(Beginning of EXERCISE DATA)
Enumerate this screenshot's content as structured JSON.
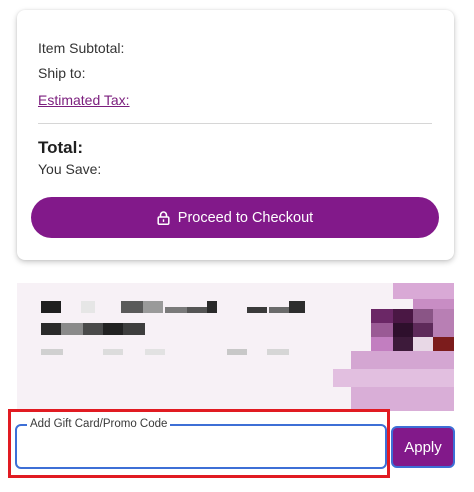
{
  "summary": {
    "subtotal_label": "Item Subtotal:",
    "ship_label": "Ship to:",
    "tax_label": "Estimated Tax:",
    "total_label": "Total:",
    "save_label": "You Save:"
  },
  "checkout": {
    "button_label": "Proceed to Checkout",
    "icon": "lock-icon"
  },
  "promo_banner": {
    "content": "pixelated-image"
  },
  "gift_card": {
    "legend": "Add Gift Card/Promo Code",
    "value": "",
    "apply_label": "Apply"
  },
  "colors": {
    "brand_purple": "#82198a",
    "link_purple": "#7b1d7d",
    "focus_blue": "#3d6fd6",
    "highlight_red": "#e11b22"
  }
}
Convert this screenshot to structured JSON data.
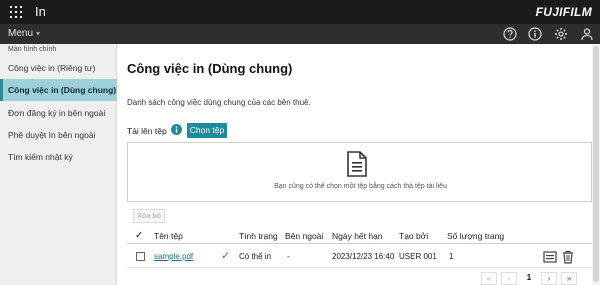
{
  "app": {
    "title": "In",
    "brand": "FUJIFILM",
    "menu_label": "Menu"
  },
  "top_icons": [
    "help-circle-icon",
    "info-circle-icon",
    "gear-icon",
    "user-icon"
  ],
  "sidebar": {
    "heading": "Màn hình chính",
    "items": [
      {
        "label": "Công việc in (Riêng tư)",
        "active": false
      },
      {
        "label": "Công việc in (Dùng chung)",
        "active": true
      },
      {
        "label": "Đơn đăng ký in bên ngoài",
        "active": false
      },
      {
        "label": "Phê duyệt In bên ngoài",
        "active": false
      },
      {
        "label": "Tìm kiếm nhật ký",
        "active": false
      }
    ]
  },
  "main": {
    "title": "Công việc in (Dùng chung)",
    "description": "Danh sách công việc dùng chung của các bên thuê.",
    "upload_label": "Tải lên tệp",
    "choose_button": "Chọn tệp",
    "dropzone_text": "Bạn cũng có thể chọn một tệp bằng cách thả tệp tải liệu",
    "delete_button": "Xóa bỏ",
    "table": {
      "columns": [
        "Tên tệp",
        "Tình trạng",
        "Bên ngoài",
        "Ngày hết hạn",
        "Tạo bởi",
        "Số lượng trang"
      ],
      "rows": [
        {
          "file_name": "sample.pdf",
          "status": "Có thể in",
          "external": "-",
          "expiry": "2023/12/23 16:40",
          "created_by": "USER 001",
          "pages": "1"
        }
      ]
    },
    "pagination": {
      "first": "«",
      "prev": "‹",
      "current": "1",
      "next": "›",
      "last": "»"
    }
  },
  "colors": {
    "accent": "#1f8a99",
    "active_item": "#9ed0d8",
    "topbar": "#1b1b1b",
    "menubar": "#2e2e2e",
    "status_check": "#2e8b3a"
  }
}
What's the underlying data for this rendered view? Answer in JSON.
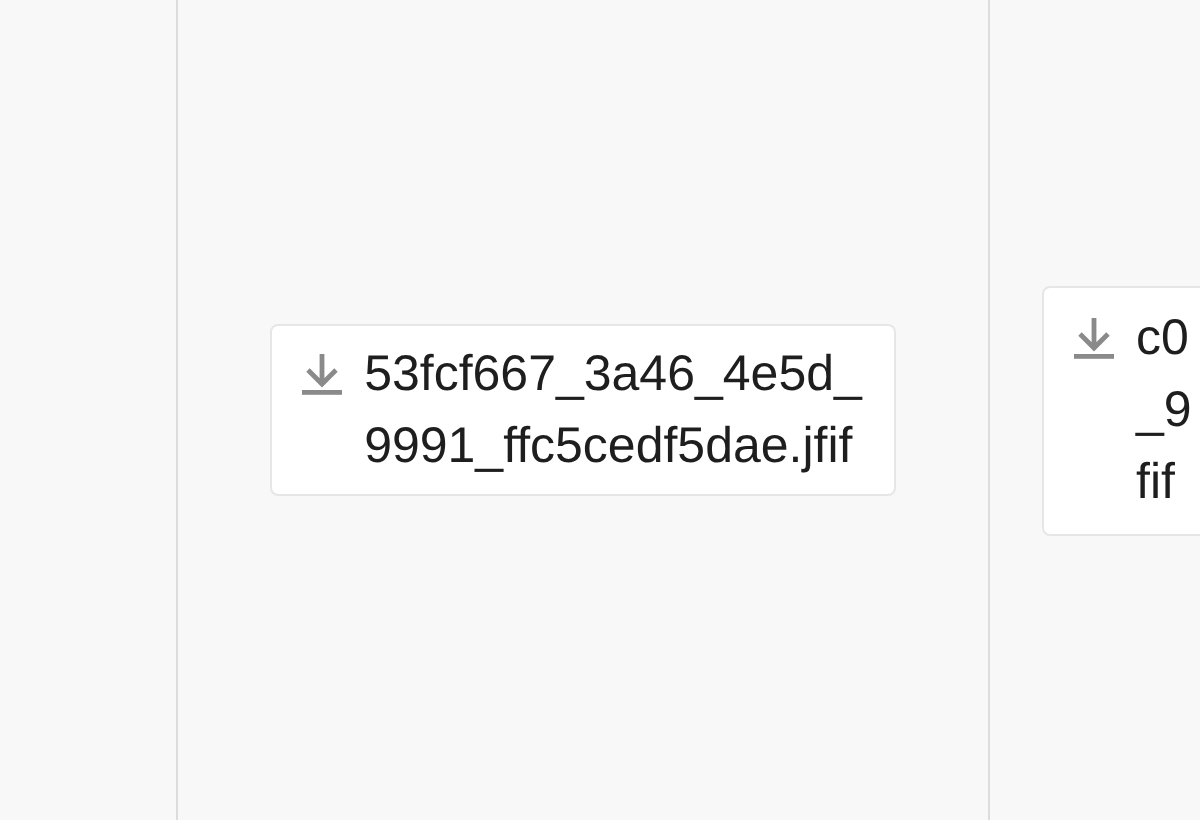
{
  "file_cards": [
    {
      "lines": [
        "53fcf667_3a46_4e5d_",
        "9991_ffc5cedf5dae.jfif"
      ]
    },
    {
      "lines": [
        "c0",
        "_9",
        "fif"
      ]
    }
  ]
}
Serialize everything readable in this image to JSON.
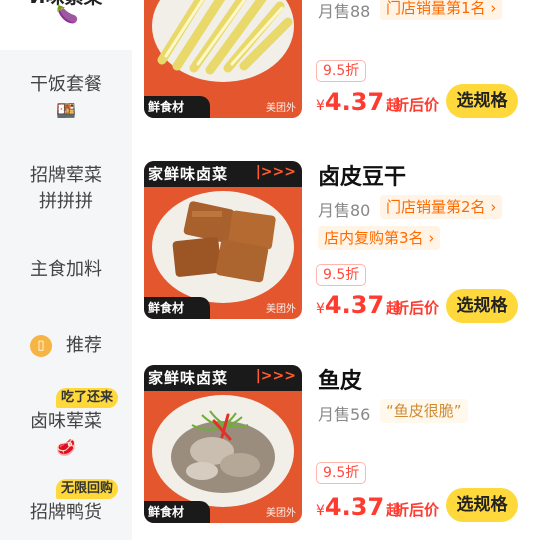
{
  "sidebar": {
    "top_item": {
      "label": "Ӣ味素菜",
      "emoji": "🍆"
    },
    "items": [
      {
        "label": "干饭套餐",
        "icon": "🍱"
      },
      {
        "label_line1": "招牌荤菜",
        "label_line2": "拼拼拼"
      },
      {
        "label": "主食加料"
      },
      {
        "label": "推荐",
        "icon_glyph": "▯"
      },
      {
        "label": "卤味荤菜",
        "badge": "吃了还来",
        "icon": "🥩"
      },
      {
        "label": "招牌鸭货",
        "badge": "无限回购"
      }
    ]
  },
  "products": [
    {
      "title": "",
      "sales": "月售88",
      "rank_tag": "门店销量第1名",
      "discount": "9.5折",
      "currency": "¥",
      "price": "4.37",
      "price_suffix": "起",
      "after_discount": "折后价",
      "button": "选规格"
    },
    {
      "title": "卤皮豆干",
      "sales": "月售80",
      "rank_tag": "门店销量第2名",
      "rank_tag2": "店内复购第3名",
      "discount": "9.5折",
      "currency": "¥",
      "price": "4.37",
      "price_suffix": "起",
      "after_discount": "折后价",
      "button": "选规格"
    },
    {
      "title": "鱼皮",
      "sales": "月售56",
      "quote": "“鱼皮很脆”",
      "discount": "9.5折",
      "currency": "¥",
      "price": "4.37",
      "price_suffix": "起",
      "after_discount": "折后价",
      "button": "选规格"
    }
  ],
  "thumb": {
    "banner": "家鲜味卤菜",
    "arrows": "|>>>",
    "foot": "鲜食材",
    "watermark": "美团外"
  },
  "colors": {
    "accent_yellow": "#ffd93c",
    "price_red": "#ff3b30",
    "rank_orange": "#ff6a00",
    "sidebar_bg": "#f5f6f8"
  }
}
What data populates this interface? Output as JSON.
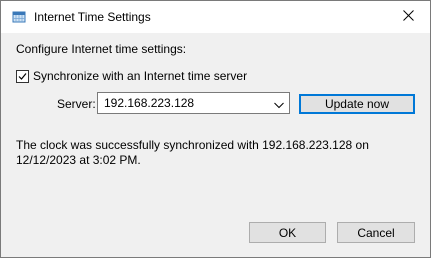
{
  "window": {
    "title": "Internet Time Settings",
    "title_icon": "clock-globe-icon",
    "close_icon": "close-icon"
  },
  "content": {
    "heading": "Configure Internet time settings:",
    "sync_checkbox": {
      "label": "Synchronize with an Internet time server",
      "checked": true
    },
    "server": {
      "label": "Server:",
      "value": "192.168.223.128"
    },
    "update_button": "Update now",
    "status_text": "The clock was successfully synchronized with 192.168.223.128 on 12/12/2023 at 3:02 PM."
  },
  "footer": {
    "ok_label": "OK",
    "cancel_label": "Cancel"
  },
  "colors": {
    "client_background": "#f0f0f0",
    "focus_border": "#0078d7",
    "button_face": "#e1e1e1"
  }
}
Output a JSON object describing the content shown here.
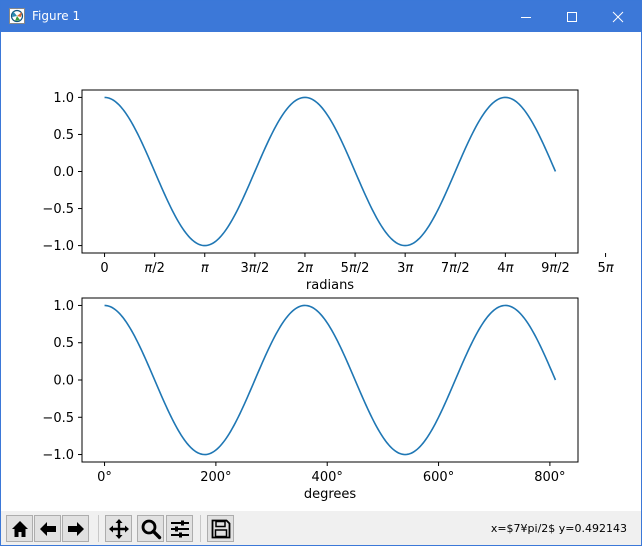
{
  "window": {
    "title": "Figure 1",
    "title_color": "#ffffff",
    "titlebar_color": "#3c78d8"
  },
  "toolbar": {
    "buttons": [
      {
        "icon": "home-icon"
      },
      {
        "icon": "back-arrow-icon"
      },
      {
        "icon": "forward-arrow-icon"
      },
      {
        "icon": "pan-move-icon"
      },
      {
        "icon": "zoom-magnifier-icon"
      },
      {
        "icon": "configure-subplots-icon"
      },
      {
        "icon": "save-floppy-icon"
      }
    ],
    "status": "x=$7¥pi/2$ y=0.492143"
  },
  "chart_data": [
    {
      "type": "line",
      "function": "cos(x)",
      "x_range": [
        0,
        14.137
      ],
      "xlim": [
        -0.707,
        14.844
      ],
      "ylim": [
        -1.1,
        1.1
      ],
      "xlabel": "radians",
      "ylabel": "",
      "x_ticks": [
        0,
        1.5708,
        3.1416,
        4.7124,
        6.2832,
        7.854,
        9.4248,
        10.9956,
        12.5664,
        14.1372,
        15.708
      ],
      "x_tick_labels": [
        "0",
        "π/2",
        "π",
        "3π/2",
        "2π",
        "5π/2",
        "3π",
        "7π/2",
        "4π",
        "9π/2",
        "5π"
      ],
      "y_ticks": [
        1.0,
        0.5,
        0.0,
        -0.5,
        -1.0
      ],
      "y_tick_labels": [
        "1.0",
        "0.5",
        "0.0",
        "−0.5",
        "−1.0"
      ],
      "line_color": "#1f77b4",
      "grid": false
    },
    {
      "type": "line",
      "function": "cos(x)",
      "x_range": [
        0,
        810
      ],
      "xlim": [
        -40.5,
        850.5
      ],
      "ylim": [
        -1.1,
        1.1
      ],
      "xlabel": "degrees",
      "ylabel": "",
      "x_ticks": [
        0,
        200,
        400,
        600,
        800
      ],
      "x_tick_labels": [
        "0°",
        "200°",
        "400°",
        "600°",
        "800°"
      ],
      "y_ticks": [
        1.0,
        0.5,
        0.0,
        -0.5,
        -1.0
      ],
      "y_tick_labels": [
        "1.0",
        "0.5",
        "0.0",
        "−0.5",
        "−1.0"
      ],
      "line_color": "#1f77b4",
      "grid": false
    }
  ]
}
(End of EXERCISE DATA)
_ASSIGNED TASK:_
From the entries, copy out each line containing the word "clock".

_ANSWER SPACE:_
    "title_icon": "clock-globe-icon",
    "status_text": "The clock was successfully synchronized with 192.168.223.128 on 12/12/2023 at 3:02 PM."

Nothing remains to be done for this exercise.